*** Opening Material for this task ***
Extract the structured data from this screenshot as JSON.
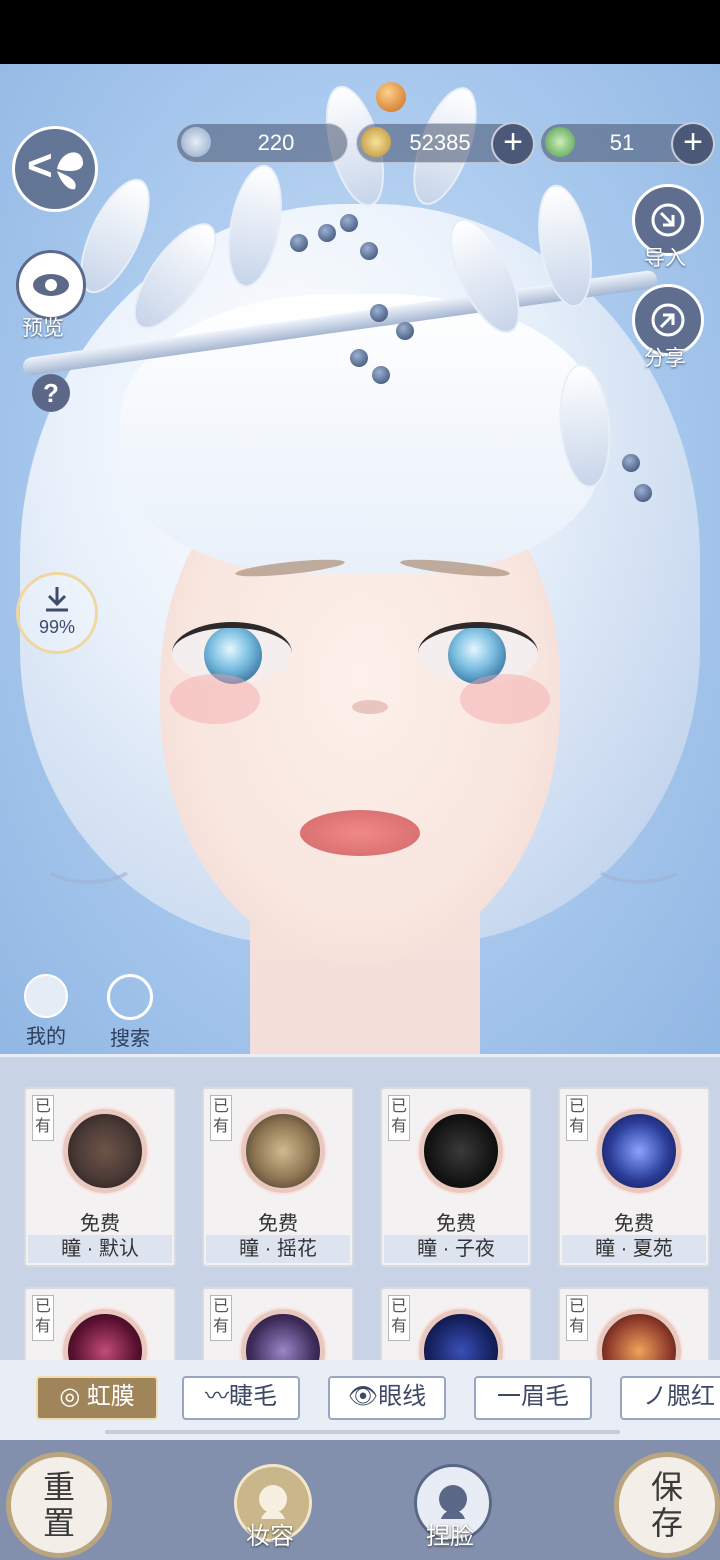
{
  "topbar": {
    "currencies": [
      {
        "name": "jade",
        "value": "220",
        "icon": "jade-currency-icon"
      },
      {
        "name": "coin",
        "value": "52385",
        "icon": "coin-currency-icon"
      },
      {
        "name": "token",
        "value": "51",
        "icon": "token-currency-icon"
      }
    ],
    "add_glyph": "+"
  },
  "left_tools": {
    "back_glyph": "<",
    "preview_label": "预览",
    "help_glyph": "?",
    "download_percent": "99%",
    "mine_label": "我的",
    "search_label": "搜索"
  },
  "right_tools": {
    "import_label": "导入",
    "share_label": "分享"
  },
  "items": [
    {
      "owned": "已有",
      "price": "免费",
      "name": "瞳 · 默认",
      "color": "#4a3a36"
    },
    {
      "owned": "已有",
      "price": "免费",
      "name": "瞳 · 摇花",
      "color": "#8c7452"
    },
    {
      "owned": "已有",
      "price": "免费",
      "name": "瞳 · 子夜",
      "color": "#141414"
    },
    {
      "owned": "已有",
      "price": "免费",
      "name": "瞳 · 夏苑",
      "color": "#2c3d9a"
    },
    {
      "owned": "已有",
      "price": "",
      "name": "",
      "color": "#5a1130"
    },
    {
      "owned": "已有",
      "price": "",
      "name": "",
      "color": "#3f2d5c"
    },
    {
      "owned": "已有",
      "price": "",
      "name": "",
      "color": "#15215e"
    },
    {
      "owned": "已有",
      "price": "",
      "name": "",
      "color": "#8d3a2a"
    }
  ],
  "tabs": [
    {
      "label": "◎ 虹膜",
      "active": true
    },
    {
      "label": "〰睫毛",
      "active": false
    },
    {
      "label": "👁眼线",
      "active": false
    },
    {
      "label": "一眉毛",
      "active": false
    },
    {
      "label": "ノ腮红",
      "active": false
    }
  ],
  "bottom": {
    "reset_label": "重置",
    "makeup_label": "妆容",
    "face_label": "捏脸",
    "save_label": "保存"
  },
  "colors": {
    "panel_bg": "#c9d3e6",
    "active_tab": "#a0855a",
    "bottom_bar": "#8390ad"
  }
}
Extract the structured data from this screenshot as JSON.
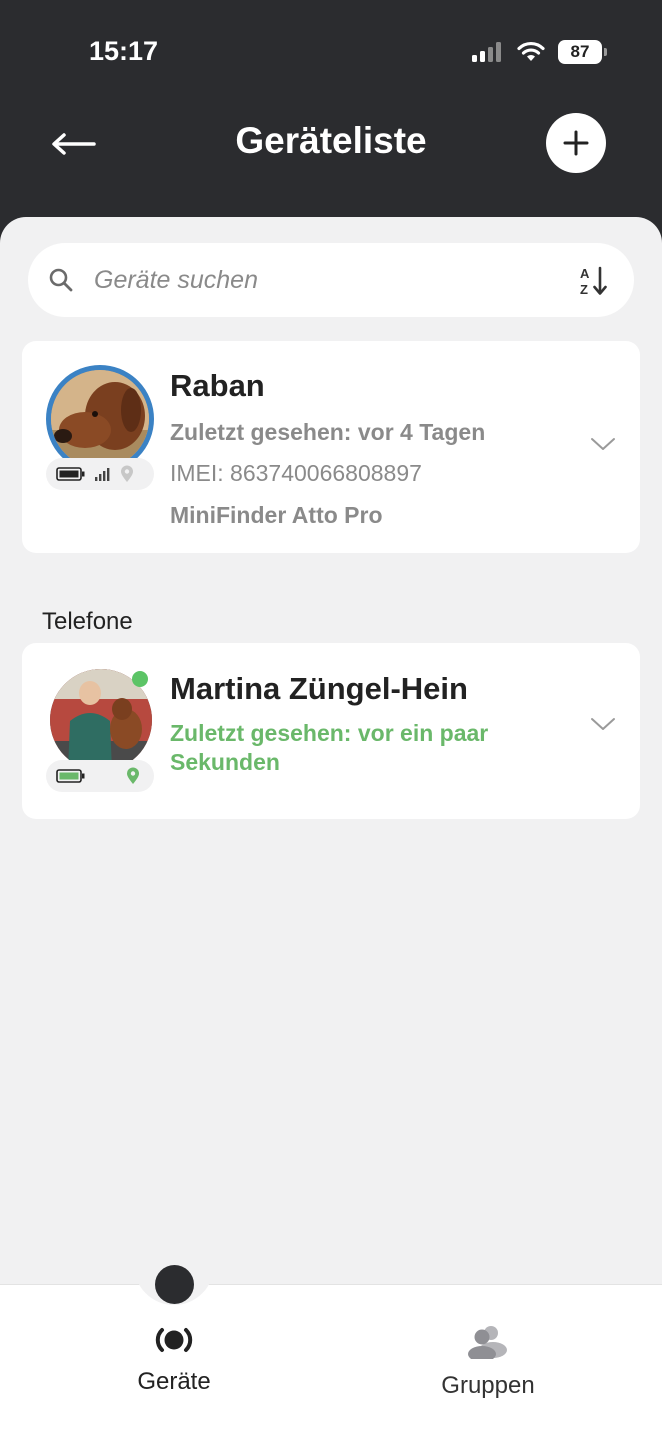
{
  "status_bar": {
    "time": "15:17",
    "battery": "87"
  },
  "header": {
    "title": "Geräteliste"
  },
  "search": {
    "placeholder": "Geräte suchen"
  },
  "devices": [
    {
      "name": "Raban",
      "last_seen": "Zuletzt gesehen: vor 4 Tagen",
      "imei": "IMEI: 863740066808897",
      "model": "MiniFinder Atto Pro"
    }
  ],
  "phones_section": {
    "label": "Telefone"
  },
  "phones": [
    {
      "name": "Martina Züngel-Hein",
      "last_seen": "Zuletzt gesehen: vor ein paar Sekunden"
    }
  ],
  "tabs": [
    {
      "label": "Geräte",
      "active": true
    },
    {
      "label": "Gruppen",
      "active": false
    }
  ],
  "colors": {
    "header_bg": "#2b2c2f",
    "accent_green": "#6ab86a",
    "avatar_ring": "#3b82c4",
    "online": "#5cc466"
  }
}
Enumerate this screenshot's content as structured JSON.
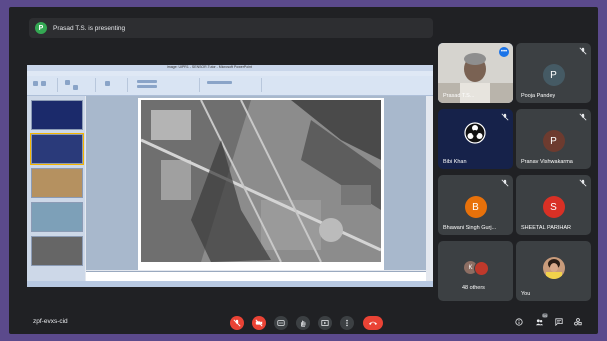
{
  "banner": {
    "avatar_initial": "P",
    "text": "Prasad T.S. is presenting"
  },
  "slide": {
    "window_title": "image: UIPR1 - SENSOR.Tutor - Microsoft PowerPoint",
    "menu": [
      "Home",
      "Insert",
      "Design",
      "Animations",
      "Slide Show",
      "Review",
      "View"
    ],
    "notes_placeholder": "Click to add notes"
  },
  "participants": [
    {
      "name": "Prasad T.S...",
      "type": "video"
    },
    {
      "name": "Pooja Pandey",
      "initial": "P",
      "color": "#455a64"
    },
    {
      "name": "Bibi Khan",
      "type": "logo"
    },
    {
      "name": "Pranav Vishwakarma",
      "initial": "P",
      "color": "#6d3b2f"
    },
    {
      "name": "Bhawani Singh Gurj...",
      "initial": "B",
      "color": "#e8710a"
    },
    {
      "name": "SHEETAL PARIHAR",
      "initial": "S",
      "color": "#e8430a"
    },
    {
      "name": "48 others",
      "initial": "K"
    },
    {
      "name": "You"
    }
  ],
  "meeting": {
    "code": "zpf-evxs-cid"
  },
  "controls": {
    "mic": "mic-off",
    "camera": "camera-off",
    "captions": "CC",
    "hand": "raise-hand",
    "present": "present",
    "more": "more",
    "end": "end-call"
  },
  "right_controls": {
    "people_count": "54"
  },
  "colors": {
    "background": "#202124",
    "tile": "#3c4043",
    "accent": "#8ab4f8",
    "danger": "#ea4335",
    "frame": "#5b4a8c"
  }
}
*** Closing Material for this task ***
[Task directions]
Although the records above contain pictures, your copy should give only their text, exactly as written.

[Result for this task]
Extract the structured data from this screenshot as JSON.
{
  "topbar": {
    "currencies": [
      {
        "name": "jade",
        "value": "220",
        "icon": "jade-currency-icon"
      },
      {
        "name": "coin",
        "value": "52385",
        "icon": "coin-currency-icon"
      },
      {
        "name": "token",
        "value": "51",
        "icon": "token-currency-icon"
      }
    ],
    "add_glyph": "+"
  },
  "left_tools": {
    "back_glyph": "<",
    "preview_label": "预览",
    "help_glyph": "?",
    "download_percent": "99%",
    "mine_label": "我的",
    "search_label": "搜索"
  },
  "right_tools": {
    "import_label": "导入",
    "share_label": "分享"
  },
  "items": [
    {
      "owned": "已有",
      "price": "免费",
      "name": "瞳 · 默认",
      "color": "#4a3a36"
    },
    {
      "owned": "已有",
      "price": "免费",
      "name": "瞳 · 摇花",
      "color": "#8c7452"
    },
    {
      "owned": "已有",
      "price": "免费",
      "name": "瞳 · 子夜",
      "color": "#141414"
    },
    {
      "owned": "已有",
      "price": "免费",
      "name": "瞳 · 夏苑",
      "color": "#2c3d9a"
    },
    {
      "owned": "已有",
      "price": "",
      "name": "",
      "color": "#5a1130"
    },
    {
      "owned": "已有",
      "price": "",
      "name": "",
      "color": "#3f2d5c"
    },
    {
      "owned": "已有",
      "price": "",
      "name": "",
      "color": "#15215e"
    },
    {
      "owned": "已有",
      "price": "",
      "name": "",
      "color": "#8d3a2a"
    }
  ],
  "tabs": [
    {
      "label": "◎ 虹膜",
      "active": true
    },
    {
      "label": "〰睫毛",
      "active": false
    },
    {
      "label": "👁眼线",
      "active": false
    },
    {
      "label": "一眉毛",
      "active": false
    },
    {
      "label": "ノ腮红",
      "active": false
    }
  ],
  "bottom": {
    "reset_label": "重置",
    "makeup_label": "妆容",
    "face_label": "捏脸",
    "save_label": "保存"
  },
  "colors": {
    "panel_bg": "#c9d3e6",
    "active_tab": "#a0855a",
    "bottom_bar": "#8390ad"
  }
}
Extract the structured data from this screenshot as JSON.
{
  "status_bar": {
    "time": "15:17",
    "battery": "87"
  },
  "header": {
    "title": "Geräteliste"
  },
  "search": {
    "placeholder": "Geräte suchen"
  },
  "devices": [
    {
      "name": "Raban",
      "last_seen": "Zuletzt gesehen: vor 4 Tagen",
      "imei": "IMEI: 863740066808897",
      "model": "MiniFinder Atto Pro"
    }
  ],
  "phones_section": {
    "label": "Telefone"
  },
  "phones": [
    {
      "name": "Martina Züngel-Hein",
      "last_seen": "Zuletzt gesehen: vor ein paar Sekunden"
    }
  ],
  "tabs": [
    {
      "label": "Geräte",
      "active": true
    },
    {
      "label": "Gruppen",
      "active": false
    }
  ],
  "colors": {
    "header_bg": "#2b2c2f",
    "accent_green": "#6ab86a",
    "avatar_ring": "#3b82c4",
    "online": "#5cc466"
  }
}
Enumerate this screenshot's content as structured JSON.
{
  "banner": {
    "avatar_initial": "P",
    "text": "Prasad T.S. is presenting"
  },
  "slide": {
    "window_title": "image: UIPR1 - SENSOR.Tutor - Microsoft PowerPoint",
    "menu": [
      "Home",
      "Insert",
      "Design",
      "Animations",
      "Slide Show",
      "Review",
      "View"
    ],
    "notes_placeholder": "Click to add notes"
  },
  "participants": [
    {
      "name": "Prasad T.S...",
      "type": "video"
    },
    {
      "name": "Pooja Pandey",
      "initial": "P",
      "color": "#455a64"
    },
    {
      "name": "Bibi Khan",
      "type": "logo"
    },
    {
      "name": "Pranav Vishwakarma",
      "initial": "P",
      "color": "#6d3b2f"
    },
    {
      "name": "Bhawani Singh Gurj...",
      "initial": "B",
      "color": "#e8710a"
    },
    {
      "name": "SHEETAL PARIHAR",
      "initial": "S",
      "color": "#e8430a"
    },
    {
      "name": "48 others",
      "initial": "K"
    },
    {
      "name": "You"
    }
  ],
  "meeting": {
    "code": "zpf-evxs-cid"
  },
  "controls": {
    "mic": "mic-off",
    "camera": "camera-off",
    "captions": "CC",
    "hand": "raise-hand",
    "present": "present",
    "more": "more",
    "end": "end-call"
  },
  "right_controls": {
    "people_count": "54"
  },
  "colors": {
    "background": "#202124",
    "tile": "#3c4043",
    "accent": "#8ab4f8",
    "danger": "#ea4335",
    "frame": "#5b4a8c"
  }
}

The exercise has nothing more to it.